▶ TASK ITEM: Show every line in the entries below where the word "includes" appears.

▶ EXERCISE MATERIAL:

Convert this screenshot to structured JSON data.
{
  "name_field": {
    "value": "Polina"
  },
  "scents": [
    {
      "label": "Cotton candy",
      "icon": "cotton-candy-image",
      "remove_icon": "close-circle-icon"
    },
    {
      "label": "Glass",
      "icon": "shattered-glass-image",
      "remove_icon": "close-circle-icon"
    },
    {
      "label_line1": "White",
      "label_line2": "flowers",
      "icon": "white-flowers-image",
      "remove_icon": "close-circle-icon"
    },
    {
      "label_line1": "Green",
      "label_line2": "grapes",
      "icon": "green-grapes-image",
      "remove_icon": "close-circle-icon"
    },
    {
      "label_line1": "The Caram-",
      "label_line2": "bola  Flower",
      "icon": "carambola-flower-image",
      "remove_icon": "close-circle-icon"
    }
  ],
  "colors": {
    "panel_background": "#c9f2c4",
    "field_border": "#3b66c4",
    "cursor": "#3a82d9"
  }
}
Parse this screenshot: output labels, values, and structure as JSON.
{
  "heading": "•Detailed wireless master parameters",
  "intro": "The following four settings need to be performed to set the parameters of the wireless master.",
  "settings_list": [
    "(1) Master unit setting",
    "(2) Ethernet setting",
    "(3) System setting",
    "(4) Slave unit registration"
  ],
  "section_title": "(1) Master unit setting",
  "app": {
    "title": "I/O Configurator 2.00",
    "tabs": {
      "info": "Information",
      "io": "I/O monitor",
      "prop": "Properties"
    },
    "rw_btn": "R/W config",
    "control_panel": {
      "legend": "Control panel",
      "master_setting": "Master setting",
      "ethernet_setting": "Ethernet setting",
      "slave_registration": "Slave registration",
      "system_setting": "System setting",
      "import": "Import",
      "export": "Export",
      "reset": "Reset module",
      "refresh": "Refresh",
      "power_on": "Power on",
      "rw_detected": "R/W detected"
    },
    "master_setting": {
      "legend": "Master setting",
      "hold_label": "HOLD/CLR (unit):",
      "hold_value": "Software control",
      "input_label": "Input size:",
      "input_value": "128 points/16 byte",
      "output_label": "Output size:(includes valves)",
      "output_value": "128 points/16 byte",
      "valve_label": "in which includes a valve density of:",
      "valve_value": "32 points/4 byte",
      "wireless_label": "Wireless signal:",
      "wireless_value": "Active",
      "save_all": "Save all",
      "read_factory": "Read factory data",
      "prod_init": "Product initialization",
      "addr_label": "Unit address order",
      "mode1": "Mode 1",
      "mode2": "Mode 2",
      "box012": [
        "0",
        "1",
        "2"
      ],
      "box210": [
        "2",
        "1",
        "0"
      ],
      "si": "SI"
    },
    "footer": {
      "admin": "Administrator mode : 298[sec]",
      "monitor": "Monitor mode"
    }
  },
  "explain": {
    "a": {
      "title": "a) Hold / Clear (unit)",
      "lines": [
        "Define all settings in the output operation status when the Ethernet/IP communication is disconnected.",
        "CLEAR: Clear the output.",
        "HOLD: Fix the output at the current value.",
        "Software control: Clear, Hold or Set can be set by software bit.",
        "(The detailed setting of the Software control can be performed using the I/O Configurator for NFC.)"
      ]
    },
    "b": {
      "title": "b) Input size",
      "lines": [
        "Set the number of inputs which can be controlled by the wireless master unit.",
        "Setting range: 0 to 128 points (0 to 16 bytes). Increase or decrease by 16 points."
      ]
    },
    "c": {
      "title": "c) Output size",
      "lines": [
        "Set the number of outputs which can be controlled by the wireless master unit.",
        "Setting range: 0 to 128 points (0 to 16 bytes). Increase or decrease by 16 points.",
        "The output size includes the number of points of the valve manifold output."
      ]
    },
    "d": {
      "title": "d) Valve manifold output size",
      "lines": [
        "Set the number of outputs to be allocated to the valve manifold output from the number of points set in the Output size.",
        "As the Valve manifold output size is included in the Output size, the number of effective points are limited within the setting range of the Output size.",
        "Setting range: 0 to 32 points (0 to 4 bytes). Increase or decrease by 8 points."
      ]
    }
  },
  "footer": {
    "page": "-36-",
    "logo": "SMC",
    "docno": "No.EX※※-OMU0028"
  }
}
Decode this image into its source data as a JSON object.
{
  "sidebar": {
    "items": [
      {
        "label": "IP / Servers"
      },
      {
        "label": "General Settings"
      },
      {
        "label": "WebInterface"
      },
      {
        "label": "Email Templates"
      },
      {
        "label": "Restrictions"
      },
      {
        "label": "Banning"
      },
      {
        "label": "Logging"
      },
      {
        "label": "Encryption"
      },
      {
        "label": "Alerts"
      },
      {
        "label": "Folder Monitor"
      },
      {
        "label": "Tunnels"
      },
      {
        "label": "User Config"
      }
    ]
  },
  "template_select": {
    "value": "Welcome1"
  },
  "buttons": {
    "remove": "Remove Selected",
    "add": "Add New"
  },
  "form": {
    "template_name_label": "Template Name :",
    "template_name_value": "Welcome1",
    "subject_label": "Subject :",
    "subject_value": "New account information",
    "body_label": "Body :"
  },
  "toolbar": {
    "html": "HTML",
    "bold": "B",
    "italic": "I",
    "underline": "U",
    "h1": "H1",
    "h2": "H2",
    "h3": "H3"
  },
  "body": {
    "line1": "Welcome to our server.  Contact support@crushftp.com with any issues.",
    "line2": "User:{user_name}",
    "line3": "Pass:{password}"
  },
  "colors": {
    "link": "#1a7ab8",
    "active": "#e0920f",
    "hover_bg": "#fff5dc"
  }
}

▶ ANSWER TO THIS EXERCISE:
      "output_label": "Output size:(includes valves)",
      "valve_label": "in which includes a valve density of:",
        "The output size includes the number of points of the valve manifold output."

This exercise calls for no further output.